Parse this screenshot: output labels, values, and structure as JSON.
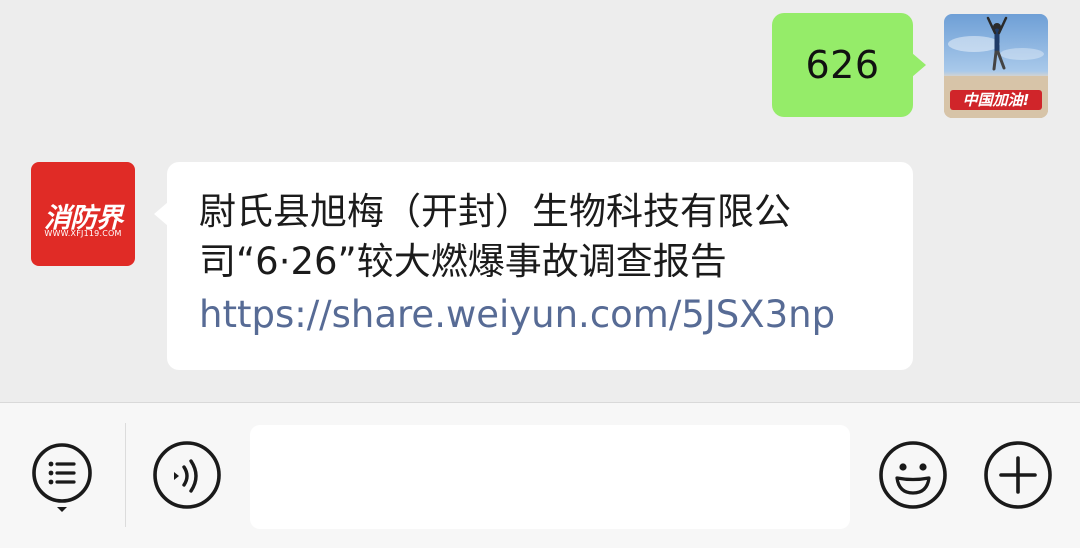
{
  "conversation": {
    "outgoing": {
      "text": "626",
      "avatar_caption": "中国加油!"
    },
    "incoming": {
      "sender_brand": "消防界",
      "sender_site": "WWW.XFJ119.COM",
      "text": "尉氏县旭梅（开封）生物科技有限公司“6·26”较大燃爆事故调查报告",
      "link": "https://share.weiyun.com/5JSX3np"
    }
  },
  "input_bar": {
    "menu_icon": "list-menu-icon",
    "voice_icon": "voice-icon",
    "input_value": "",
    "emoji_icon": "emoji-icon",
    "plus_icon": "plus-icon"
  },
  "colors": {
    "chat_background": "#ededed",
    "outgoing_bubble": "#95ec69",
    "incoming_bubble": "#ffffff",
    "link": "#576b95",
    "sender_avatar": "#e02b26",
    "input_bar": "#f7f7f7"
  }
}
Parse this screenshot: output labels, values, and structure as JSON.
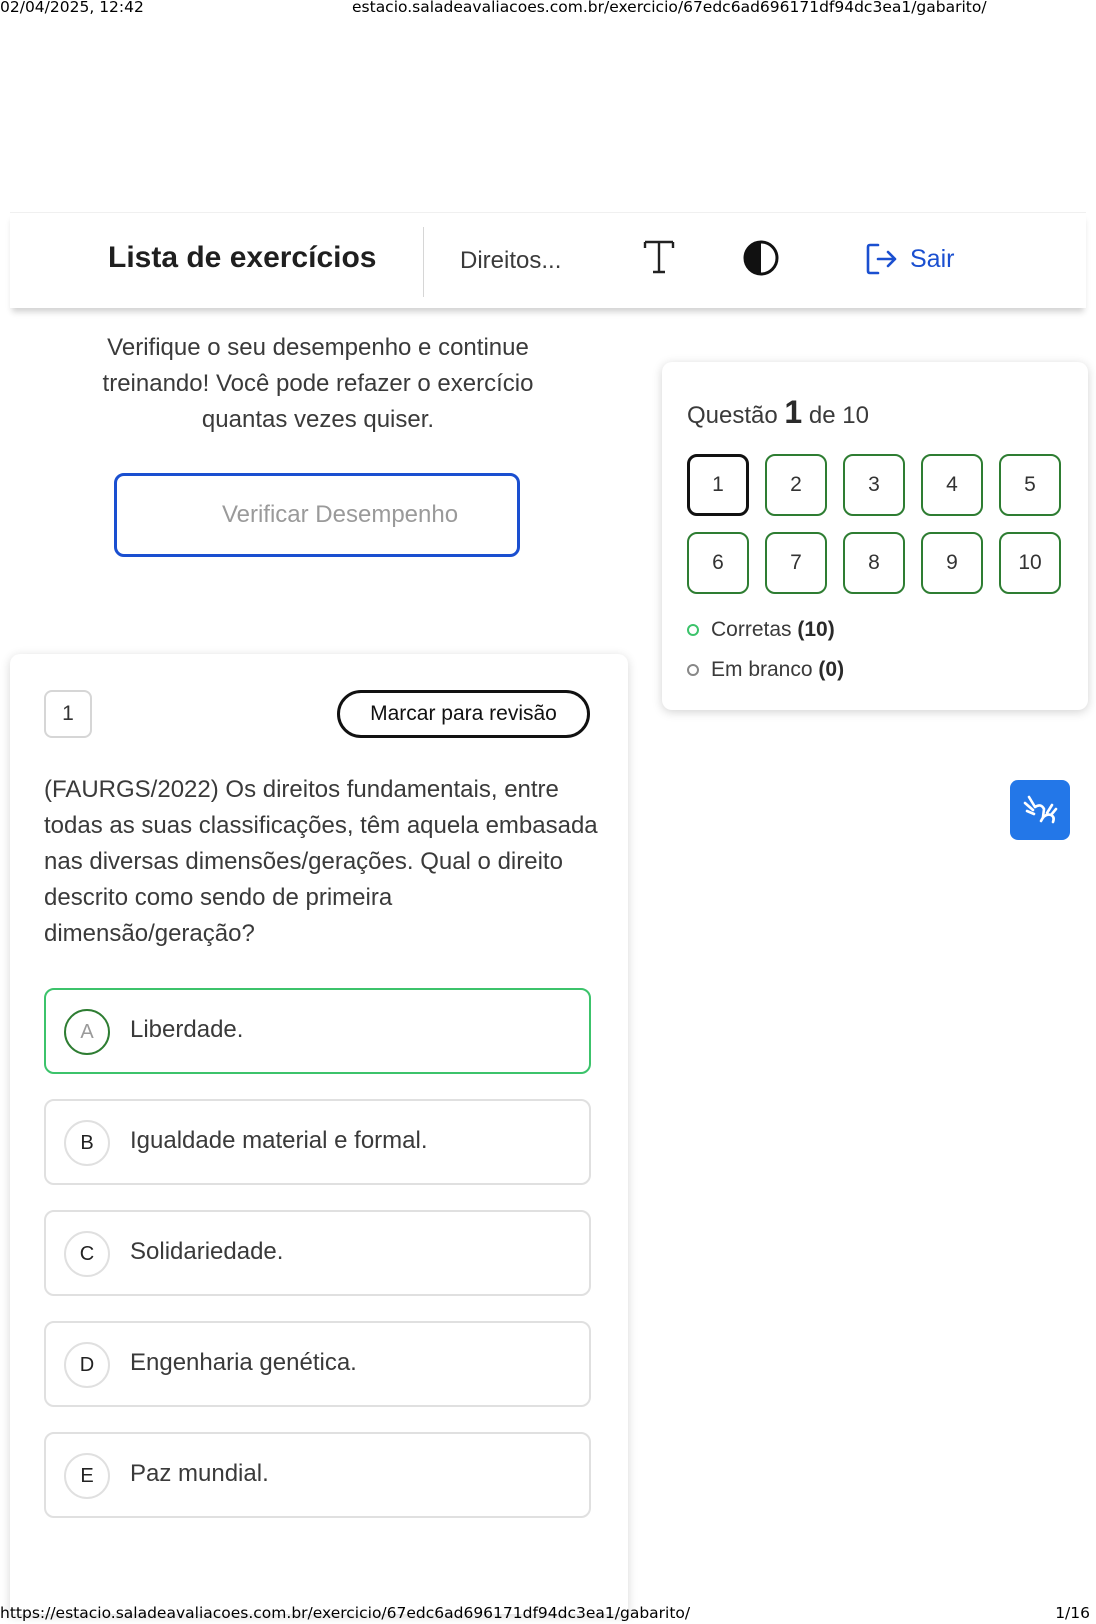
{
  "print": {
    "datetime": "02/04/2025, 12:42",
    "url_header": "estacio.saladeavaliacoes.com.br/exercicio/67edc6ad696171df94dc3ea1/gabarito/",
    "url_footer": "https://estacio.saladeavaliacoes.com.br/exercicio/67edc6ad696171df94dc3ea1/gabarito/",
    "page": "1/16"
  },
  "header": {
    "title": "Lista de exercícios",
    "subject": "Direitos...",
    "font_icon": "font-size-icon",
    "contrast_icon": "contrast-icon",
    "exit_icon": "logout-icon",
    "exit_label": "Sair",
    "accent": "#1a4fd0"
  },
  "performance": {
    "message": "Verifique o seu desempenho e continue treinando! Você pode refazer o exercício quantas vezes quiser.",
    "verify_label": "Verificar Desempenho"
  },
  "navigator": {
    "title_prefix": "Questão",
    "current": "1",
    "title_suffix": "de 10",
    "questions": [
      "1",
      "2",
      "3",
      "4",
      "5",
      "6",
      "7",
      "8",
      "9",
      "10"
    ],
    "correct_label": "Corretas",
    "correct_count": "(10)",
    "blank_label": "Em branco",
    "blank_count": "(0)",
    "correct_color": "#2e7d32"
  },
  "libras": {
    "icon": "sign-language-icon"
  },
  "question": {
    "number": "1",
    "mark_review_label": "Marcar para revisão",
    "statement": "(FAURGS/2022) Os direitos fundamentais, entre todas as suas classificações, têm aquela embasada nas diversas dimensões/gerações. Qual o direito descrito como sendo de primeira dimensão/geração?",
    "options": [
      {
        "letter": "A",
        "text": "Liberdade."
      },
      {
        "letter": "B",
        "text": "Igualdade material e formal."
      },
      {
        "letter": "C",
        "text": "Solidariedade."
      },
      {
        "letter": "D",
        "text": "Engenharia genética."
      },
      {
        "letter": "E",
        "text": "Paz mundial."
      }
    ],
    "correct_option": "A",
    "correct_border": "#3cc36b"
  }
}
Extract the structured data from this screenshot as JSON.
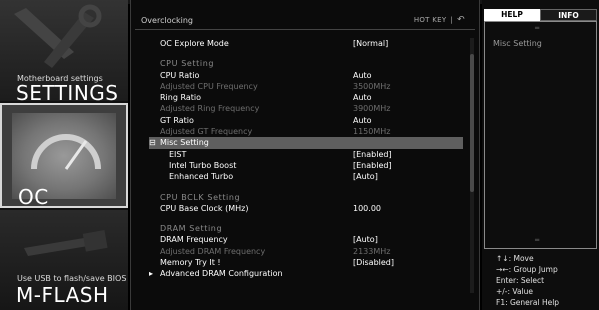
{
  "sidebar": {
    "settings": {
      "small": "Motherboard settings",
      "big": "SETTINGS"
    },
    "oc": {
      "big": "OC"
    },
    "mflash": {
      "small": "Use USB to flash/save BIOS",
      "big": "M-FLASH"
    }
  },
  "main": {
    "breadcrumb": "Overclocking",
    "hotkey": "HOT KEY",
    "hotkey_sep": "|",
    "back_icon": "↶",
    "oc_explore_mode": {
      "label": "OC Explore Mode",
      "value": "[Normal]"
    },
    "cpu_setting": {
      "heading": "CPU  Setting"
    },
    "cpu_ratio": {
      "label": "CPU Ratio",
      "value": "Auto"
    },
    "adj_cpu_freq": {
      "label": "Adjusted CPU Frequency",
      "value": "3500MHz"
    },
    "ring_ratio": {
      "label": "Ring Ratio",
      "value": "Auto"
    },
    "adj_ring_freq": {
      "label": "Adjusted Ring Frequency",
      "value": "3900MHz"
    },
    "gt_ratio": {
      "label": "GT Ratio",
      "value": "Auto"
    },
    "adj_gt_freq": {
      "label": "Adjusted GT Frequency",
      "value": "1150MHz"
    },
    "misc_setting": {
      "prefix": "⊟",
      "label": "Misc Setting"
    },
    "eist": {
      "label": "EIST",
      "value": "[Enabled]"
    },
    "turbo_boost": {
      "label": "Intel Turbo Boost",
      "value": "[Enabled]"
    },
    "enhanced_turbo": {
      "label": "Enhanced Turbo",
      "value": "[Auto]"
    },
    "cpu_bclk_setting": {
      "heading": "CPU  BCLK  Setting"
    },
    "cpu_base_clock": {
      "label": "CPU Base Clock (MHz)",
      "value": "100.00"
    },
    "dram_setting": {
      "heading": "DRAM  Setting"
    },
    "dram_freq": {
      "label": "DRAM Frequency",
      "value": "[Auto]"
    },
    "adj_dram_freq": {
      "label": "Adjusted DRAM Frequency",
      "value": "2133MHz"
    },
    "memory_try_it": {
      "label": "Memory Try It !",
      "value": "[Disabled]"
    },
    "adv_dram": {
      "prefix": "▸",
      "label": "Advanced DRAM Configuration"
    }
  },
  "help": {
    "tab_help": "HELP",
    "tab_info": "INFO",
    "text": "Misc Setting",
    "keys": [
      "↑↓: Move",
      "→←: Group Jump",
      "Enter: Select",
      "+/-: Value",
      "F1: General Help"
    ],
    "up_arrow": "═",
    "down_arrow": "═"
  }
}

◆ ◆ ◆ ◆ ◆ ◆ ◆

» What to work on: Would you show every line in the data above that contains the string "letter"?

» Response box:
        "letter": "A",
        "letter": "B",
        "letter": "C",
        "letter": "D",
        "letter": "E",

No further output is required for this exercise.